On June 6, 2008, the U.S. Senate rejected a motion to end debate on the Lieberman-Warner Climate Security Act, which would have established a “cap and trade” (CAT) system to regulate greenhouse-gas emissions and set ambitious targets for emissions cuts. That same day, ten Democratic senators who opposed the bill — nine of whom had nonetheless voted in favor of cloture “to help their party save face,” as Time reported — sent a letter to Harry Reid, the Senate majority leader, and Barbara Boxer, chairman of the Senate Committee on Environment and Public Works, expressing their concerns.
In their letter, the ten lawmakers called CAT “perhaps the most significant endeavor undertaken by Congress in over 70 years.” They argued that the final legislation should include strong provisions to (among other things) reduce the costs of carbon-capping, spread the burdens “across states and regions,” safeguard American manufacturing jobs, protect working families, boost spending on energy technologies, and ensure the responsible use of CAT revenues.

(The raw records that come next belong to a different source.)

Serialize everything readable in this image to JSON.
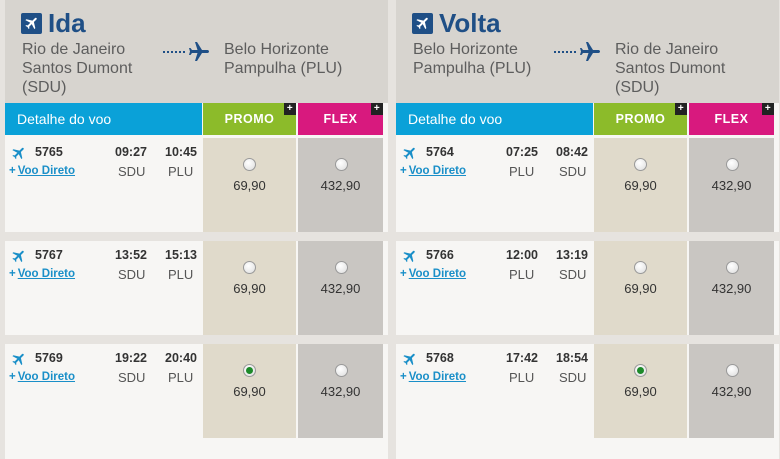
{
  "colors": {
    "brand_blue": "#1f4f86",
    "header_blue": "#0aa1d8",
    "promo_green": "#8cbb2a",
    "flex_pink": "#d8197e",
    "link_blue": "#1a8fc8"
  },
  "labels": {
    "detail": "Detalhe do voo",
    "promo": "PROMO",
    "flex": "FLEX",
    "direct": "Voo Direto",
    "plus": "+",
    "corner_plus": "+"
  },
  "outbound": {
    "title": "Ida",
    "from": "Rio de Janeiro\nSantos Dumont\n(SDU)",
    "to": "Belo Horizonte\nPampulha (PLU)",
    "flights": [
      {
        "number": "5765",
        "dep_time": "09:27",
        "arr_time": "10:45",
        "dep_airport": "SDU",
        "arr_airport": "PLU",
        "promo": "69,90",
        "flex": "432,90",
        "selected": ""
      },
      {
        "number": "5767",
        "dep_time": "13:52",
        "arr_time": "15:13",
        "dep_airport": "SDU",
        "arr_airport": "PLU",
        "promo": "69,90",
        "flex": "432,90",
        "selected": ""
      },
      {
        "number": "5769",
        "dep_time": "19:22",
        "arr_time": "20:40",
        "dep_airport": "SDU",
        "arr_airport": "PLU",
        "promo": "69,90",
        "flex": "432,90",
        "selected": "promo"
      }
    ]
  },
  "inbound": {
    "title": "Volta",
    "from": "Belo Horizonte\nPampulha (PLU)",
    "to": "Rio de Janeiro\nSantos Dumont\n(SDU)",
    "flights": [
      {
        "number": "5764",
        "dep_time": "07:25",
        "arr_time": "08:42",
        "dep_airport": "PLU",
        "arr_airport": "SDU",
        "promo": "69,90",
        "flex": "432,90",
        "selected": ""
      },
      {
        "number": "5766",
        "dep_time": "12:00",
        "arr_time": "13:19",
        "dep_airport": "PLU",
        "arr_airport": "SDU",
        "promo": "69,90",
        "flex": "432,90",
        "selected": ""
      },
      {
        "number": "5768",
        "dep_time": "17:42",
        "arr_time": "18:54",
        "dep_airport": "PLU",
        "arr_airport": "SDU",
        "promo": "69,90",
        "flex": "432,90",
        "selected": "promo"
      }
    ]
  }
}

All ten of those Democrats — Evan Bayh (Ind.), Sherrod Brown (Ohio), Carl Levin (Mich.), Blanche Lincoln (Ark.), Claire McCaskill (Mo.), Ben Nelson (Neb.), Mark Pryor (Ark.), Jay Rockefeller (W.Va.), Debbie Stabenow (Mich.), and Jim Webb (Va.) — are still in the Senate. The debate over Lieberman-Warner spurred them to form a “Gang of 16” along with six more of their Democratic colleagues. This group will be an important faction in the looming CAT battle. Its mere existence shows that anxiety over CAT transcends party lines. Indeed, whatever else Senate Democrats may agree on, they are far from united on President Obama’s climate agenda.
Obama is seeking to enact a CAT program under which the federal government would impose a hard cap on greenhouse-gas emissions and then auction off 100 percent of pollution allowances. These allowances would be bought and traded by companies based on their respective carbon footprints. The CAT system would begin in fiscal year 2012. Its goal, according to Obama’s budget blueprint, would be “to reduce greenhouse gas emissions approximately 14 percent below 2005 levels by 2020, and approximately 83 percent below 2005 levels by 2050.”

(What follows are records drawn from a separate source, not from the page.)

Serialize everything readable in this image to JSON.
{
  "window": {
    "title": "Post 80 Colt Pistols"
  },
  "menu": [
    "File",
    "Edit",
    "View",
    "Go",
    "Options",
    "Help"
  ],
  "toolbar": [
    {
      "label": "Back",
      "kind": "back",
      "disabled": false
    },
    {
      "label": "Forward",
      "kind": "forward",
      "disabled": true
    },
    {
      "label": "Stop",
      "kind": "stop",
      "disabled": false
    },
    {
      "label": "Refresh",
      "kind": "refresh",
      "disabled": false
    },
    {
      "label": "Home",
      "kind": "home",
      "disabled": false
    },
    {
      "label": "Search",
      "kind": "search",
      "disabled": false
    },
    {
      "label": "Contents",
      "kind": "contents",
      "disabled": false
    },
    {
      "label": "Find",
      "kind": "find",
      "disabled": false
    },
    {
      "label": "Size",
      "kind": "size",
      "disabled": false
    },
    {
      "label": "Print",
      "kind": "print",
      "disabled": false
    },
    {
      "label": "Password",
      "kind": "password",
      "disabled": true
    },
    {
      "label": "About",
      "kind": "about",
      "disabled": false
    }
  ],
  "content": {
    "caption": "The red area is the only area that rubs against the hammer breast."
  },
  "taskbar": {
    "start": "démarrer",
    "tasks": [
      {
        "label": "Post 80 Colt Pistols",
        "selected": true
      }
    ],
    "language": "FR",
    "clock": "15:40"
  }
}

This would essentially require a nationwide economic transformation, with coal-dependent states and manufacturing areas facing especially steep challenges. In early March, Politico reported that the Gang of 16, headed by Senator Stabenow, “is reconvening to brainstorm ways to soften the blow of Obama’s proposed climate program on their states’ economies.” The gang includes Energy and Natural Resources Committee chairman Jeff Bingaman (N.M.), Robert Byrd (W.Va.), and the two senators from North Dakota, Kent Conrad and Byron Dorgan.
Small wonder. New Mexico, West Virginia, and North Dakota are all heavily reliant on carbon-heavy coal power for their electricity needs. According to preliminary data from the Energy Information Administration (EIA), coal accounted for roughly 48.5 percent of all U.S. electricity generation in 2008. But its share of the electricity mix varied widely from region to region and from state to state. Coal power provided 97.8 percent of total electricity in West Virginia, 94.5 percent in Indiana, 94.4 percent in Wyoming, 90.9 percent in North Dakota, 85 percent in Ohio, 80.9 percent in Missouri, and 73.5 percent in New Mexico, compared with 14.8 percent in Connecticut, 14 percent in New York, 6.9 percent in Oregon, 2.1 percent in Maine, 1.2 percent in California, 0 percent in Vermont, and 0 percent in Rhode Island.

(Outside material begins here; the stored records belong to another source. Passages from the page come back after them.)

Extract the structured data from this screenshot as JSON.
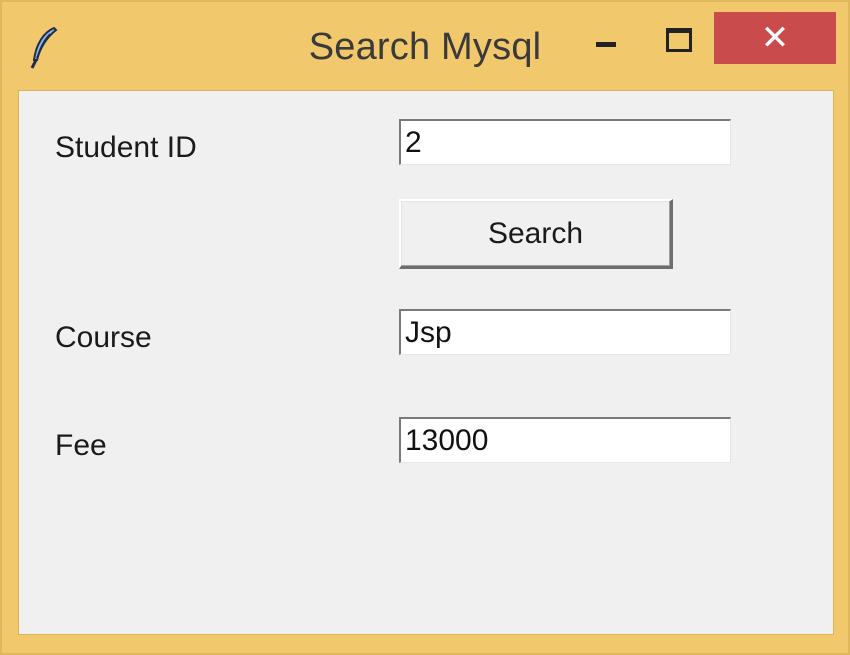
{
  "window": {
    "title": "Search Mysql",
    "app_icon": "feather-icon",
    "controls": {
      "minimize_icon": "minimize-icon",
      "maximize_icon": "maximize-icon",
      "close_glyph": "✕"
    },
    "frame_color": "#f1c86b",
    "close_color": "#c94b4b"
  },
  "form": {
    "student_id": {
      "label": "Student ID",
      "value": "2"
    },
    "search_button": {
      "label": "Search"
    },
    "course": {
      "label": "Course",
      "value": "Jsp"
    },
    "fee": {
      "label": "Fee",
      "value": "13000"
    }
  }
}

Those numbers help explain why certain Democrats are so apprehensive about CAT. When it was suggested that Democratic leaders might use the budget-reconciliation process to prohibit a filibuster of climate legislation, 33 senators — 25 Republicans and 8 Democrats — sent a letter to Senate Budget Committee chairman Kent Conrad and GOP ranking member Judd Gregg to counsel against the maneuver.
“We oppose using the budget-reconciliation process to expedite passage of climate legislation,” they wrote. “Enactment of a cap-and-trade regime is likely to influence nearly every feature of the U.S. economy. Legislation so far-reaching should be fully vetted and given appropriate time for debate, something the budget-reconciliation process does not allow. Using this procedure would circumvent normal Senate practice and would be inconsistent with the administration’s stated goals of bipartisanship, cooperation, and openness.”